Asian Sorority Interest Group will not lead to segregation

In Derek OlsonâÄôs letter in the Oct. 3 Minnesota Daily, âÄúSecond Asian sorority could lead to separation of students,âÄù he unpleasantly suggested that the transition of the Asian Sorority Interest Group into a sorority âÄúcould lead to further segregation.âÄù Olson makes disingenuous and unsubstantiated claims.

OlsonâÄôs first argument is that the creation of an Asian interest sorority could lead to segregation. If I follow his logic correctly, the creation of sororities and fraternities with a cultural interest leads to segregation. Instead of greek life, these students should create clubs, according to his logic. If thatâÄôs the case, then I suppose the creation of all the other multicultural sororities and fraternities have led to more segregation on this campus and they should all become student groups.

I daresay the members of Phi Beta Sigma, Sigma Lamda Gamma and all the other multicultural greek organizations would support the claim that their presence on our campus has led to more segregation. And if it has created more segregation, I would like to see this evidence. If anything, these greek groups have lead to more integration and cooperation between different cultures.

Secondly, Olson claims that ASIG is âÄúopen to all students on paperâÄù but is âÄúdesigned specifically for Asian students.âÄù This is also misleading. There is acknowledgement that ASIG would become an Asian interest sorority, but no evidence whatsoever demonstrating the claim that itâÄôs âÄúdesigned specifically for Asian students.âÄù

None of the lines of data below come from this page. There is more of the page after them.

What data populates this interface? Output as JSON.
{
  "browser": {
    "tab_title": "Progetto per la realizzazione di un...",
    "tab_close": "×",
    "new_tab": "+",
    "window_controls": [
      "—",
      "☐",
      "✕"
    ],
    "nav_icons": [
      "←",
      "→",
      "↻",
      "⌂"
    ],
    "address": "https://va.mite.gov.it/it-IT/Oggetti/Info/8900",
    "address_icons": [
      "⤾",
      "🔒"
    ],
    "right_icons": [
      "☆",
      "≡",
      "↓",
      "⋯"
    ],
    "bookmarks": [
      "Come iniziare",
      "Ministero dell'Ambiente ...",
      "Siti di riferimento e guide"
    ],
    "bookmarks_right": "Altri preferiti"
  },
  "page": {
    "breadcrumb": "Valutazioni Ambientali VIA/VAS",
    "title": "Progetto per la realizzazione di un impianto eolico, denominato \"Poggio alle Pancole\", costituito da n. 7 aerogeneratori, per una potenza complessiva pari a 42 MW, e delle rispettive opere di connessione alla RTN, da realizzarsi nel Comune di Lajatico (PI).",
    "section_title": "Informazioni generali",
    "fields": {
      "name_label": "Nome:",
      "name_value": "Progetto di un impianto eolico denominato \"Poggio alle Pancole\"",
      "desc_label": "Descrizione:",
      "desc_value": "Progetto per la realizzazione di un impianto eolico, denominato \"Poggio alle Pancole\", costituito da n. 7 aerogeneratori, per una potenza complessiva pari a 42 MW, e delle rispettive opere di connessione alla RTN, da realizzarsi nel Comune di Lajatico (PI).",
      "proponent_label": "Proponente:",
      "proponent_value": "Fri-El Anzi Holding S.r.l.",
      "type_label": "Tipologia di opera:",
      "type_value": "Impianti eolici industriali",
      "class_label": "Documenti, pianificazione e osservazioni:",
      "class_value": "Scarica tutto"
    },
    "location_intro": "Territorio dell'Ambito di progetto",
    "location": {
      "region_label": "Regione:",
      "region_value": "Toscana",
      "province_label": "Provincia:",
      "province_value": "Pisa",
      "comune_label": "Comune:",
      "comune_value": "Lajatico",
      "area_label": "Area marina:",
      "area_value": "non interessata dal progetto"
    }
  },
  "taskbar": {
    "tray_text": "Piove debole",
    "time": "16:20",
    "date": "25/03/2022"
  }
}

Furthermore, the example of the Daily Sept. 27 headline, âÄúSecond Asian sorority may come to campus,âÄù is not evidence. The fault is in advertising ASIG as a group specifically for Asian students lies with the Daily, not with ASIG. There is little evidence, if any, to suggest that ASIG will segregate our campus.